We've identified the key trends that are poised to impact the IT landscape in 2021. Find out why they're important and how they will affect you today!
Flash Poll
How Enterprises are Developing Secure Applications
How Enterprises are Developing Secure Applications
Recent breaches of third-party apps are driving many organizations to think harder about the security of their off-the-shelf software as they continue to move left in secure software development practices.
Twitter Feed
Dark Reading - Bug Report
Bug Report
Enterprise Vulnerabilities
From DHS/US-CERT's National Vulnerability Database
CVE-2020-35519
PUBLISHED: 2021-05-06
An out-of-bounds (OOB) memory access flaw was found in x25_bind in net/x25/af_x25.c in the Linux kernel version v5.12-rc5. A bounds check failure allows a local attacker with a user account on the system to gain access to out-of-bounds memory, leading to a system crash or a leak of internal kernel i...
CVE-2021-20204
PUBLISHED: 2021-05-06
A heap memory corruption problem (use after free) can be triggered in libgetdata v0.10.0 when processing maliciously crafted dirfile databases. This degrades the confidentiality, integrity and availability of third-party software that uses libgetdata as a library. This vulnerability may lead to arbi...
CVE-2021-30473
PUBLISHED: 2021-05-06
aom_image.c in libaom in AOMedia before 2021-04-07 frees memory that is not located on the heap.
CVE-2021-32030
PUBLISHED: 2021-05-06
The administrator application on ASUS GT-AC2900 devices before 3.0.0.4.386.42643 allows authentication bypass when processing remote input from an unauthenticated user, leading to unauthorized access to the administrator interface. This relates to handle_request in router/httpd/httpd.c and auth_chec...
CVE-2021-22209
PUBLISHED: 2021-05-06
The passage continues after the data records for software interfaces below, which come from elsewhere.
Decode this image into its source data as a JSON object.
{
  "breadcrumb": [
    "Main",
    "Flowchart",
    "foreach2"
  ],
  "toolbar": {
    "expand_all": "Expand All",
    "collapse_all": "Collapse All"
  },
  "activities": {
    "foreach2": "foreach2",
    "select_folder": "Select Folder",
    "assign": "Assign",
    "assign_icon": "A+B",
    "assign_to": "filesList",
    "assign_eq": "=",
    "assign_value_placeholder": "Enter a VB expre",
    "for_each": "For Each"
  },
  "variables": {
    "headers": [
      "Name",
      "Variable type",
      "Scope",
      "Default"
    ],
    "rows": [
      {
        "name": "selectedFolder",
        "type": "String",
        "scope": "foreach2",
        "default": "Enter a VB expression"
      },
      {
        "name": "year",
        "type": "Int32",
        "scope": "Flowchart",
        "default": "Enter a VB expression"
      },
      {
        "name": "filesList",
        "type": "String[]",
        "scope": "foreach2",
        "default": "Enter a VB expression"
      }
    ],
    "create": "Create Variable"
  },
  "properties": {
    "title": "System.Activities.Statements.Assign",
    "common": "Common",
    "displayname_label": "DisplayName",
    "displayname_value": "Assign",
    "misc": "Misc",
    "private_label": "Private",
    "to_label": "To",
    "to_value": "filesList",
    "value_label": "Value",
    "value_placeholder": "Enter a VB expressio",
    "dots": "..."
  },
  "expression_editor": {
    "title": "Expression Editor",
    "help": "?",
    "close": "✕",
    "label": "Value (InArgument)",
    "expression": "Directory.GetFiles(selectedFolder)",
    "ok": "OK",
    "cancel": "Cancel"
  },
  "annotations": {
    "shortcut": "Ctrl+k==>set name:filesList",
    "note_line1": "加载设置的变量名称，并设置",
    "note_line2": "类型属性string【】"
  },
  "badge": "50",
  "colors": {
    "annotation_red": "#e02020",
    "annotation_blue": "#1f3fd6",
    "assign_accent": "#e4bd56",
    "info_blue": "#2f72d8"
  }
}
An issue has been discovered in GitLab CE/EE affecting all versions starting from 13.8. GitLab was not properly validating authorisation tokens which resulted in GraphQL mutation being executed.